▸ ABOUT THIS TASK:
The output should be every line below, retyped exactly, with no images.

(Records contained in a dataset)
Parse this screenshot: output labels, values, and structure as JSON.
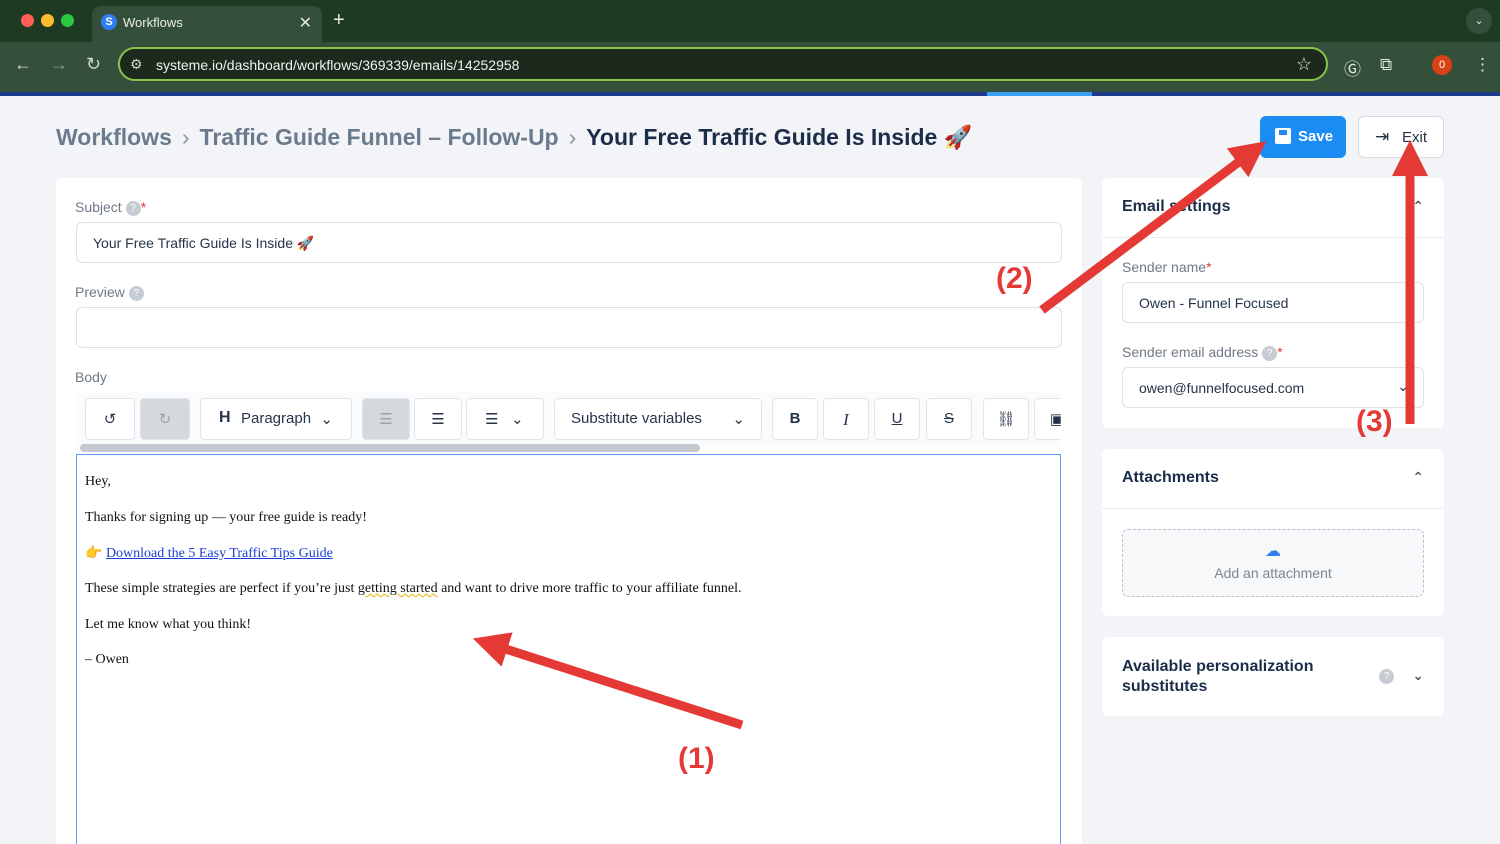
{
  "browser": {
    "tab_title": "Workflows",
    "url": "systeme.io/dashboard/workflows/369339/emails/14252958",
    "profile_badge": "0"
  },
  "breadcrumb": {
    "items": [
      "Workflows",
      "Traffic Guide Funnel – Follow-Up",
      "Your Free Traffic Guide Is Inside 🚀"
    ]
  },
  "actions": {
    "save_label": "Save",
    "exit_label": "Exit"
  },
  "form": {
    "subject_label": "Subject",
    "subject_value": "Your Free Traffic Guide Is Inside 🚀",
    "preview_label": "Preview",
    "preview_value": "",
    "body_label": "Body"
  },
  "toolbar": {
    "block_format": "Paragraph",
    "substitute_label": "Substitute variables"
  },
  "body": {
    "line1": "Hey,",
    "line2": "Thanks for signing up — your free guide is ready!",
    "link_prefix": "👉",
    "link_text": "Download the 5 Easy Traffic Tips Guide",
    "line4_a": "These simple strategies are perfect if you’re just ",
    "line4_b": "getting started",
    "line4_c": " and want to drive more traffic to your affiliate funnel.",
    "line5": "Let me know what you think!",
    "line6": "– Owen"
  },
  "email_settings": {
    "title": "Email settings",
    "sender_name_label": "Sender name",
    "sender_name_value": "Owen - Funnel Focused",
    "sender_email_label": "Sender email address",
    "sender_email_value": "owen@funnelfocused.com"
  },
  "attachments": {
    "title": "Attachments",
    "add_label": "Add an attachment"
  },
  "personalization": {
    "title_line1": "Available personalization",
    "title_line2": "substitutes"
  },
  "annotations": {
    "label1": "(1)",
    "label2": "(2)",
    "label3": "(3)",
    "color": "#e53935"
  }
}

▸ EXERCISE RESULT:
Parse this screenshot: output labels, values, and structure as JSON.
{
  "browser": {
    "tab_title": "Workflows",
    "url": "systeme.io/dashboard/workflows/369339/emails/14252958",
    "profile_badge": "0"
  },
  "breadcrumb": {
    "items": [
      "Workflows",
      "Traffic Guide Funnel – Follow-Up",
      "Your Free Traffic Guide Is Inside 🚀"
    ]
  },
  "actions": {
    "save_label": "Save",
    "exit_label": "Exit"
  },
  "form": {
    "subject_label": "Subject",
    "subject_value": "Your Free Traffic Guide Is Inside 🚀",
    "preview_label": "Preview",
    "preview_value": "",
    "body_label": "Body"
  },
  "toolbar": {
    "block_format": "Paragraph",
    "substitute_label": "Substitute variables"
  },
  "body": {
    "line1": "Hey,",
    "line2": "Thanks for signing up — your free guide is ready!",
    "link_prefix": "👉",
    "link_text": "Download the 5 Easy Traffic Tips Guide",
    "line4_a": "These simple strategies are perfect if you’re just ",
    "line4_b": "getting started",
    "line4_c": " and want to drive more traffic to your affiliate funnel.",
    "line5": "Let me know what you think!",
    "line6": "– Owen"
  },
  "email_settings": {
    "title": "Email settings",
    "sender_name_label": "Sender name",
    "sender_name_value": "Owen - Funnel Focused",
    "sender_email_label": "Sender email address",
    "sender_email_value": "owen@funnelfocused.com"
  },
  "attachments": {
    "title": "Attachments",
    "add_label": "Add an attachment"
  },
  "personalization": {
    "title_line1": "Available personalization",
    "title_line2": "substitutes"
  },
  "annotations": {
    "label1": "(1)",
    "label2": "(2)",
    "label3": "(3)",
    "color": "#e53935"
  }
}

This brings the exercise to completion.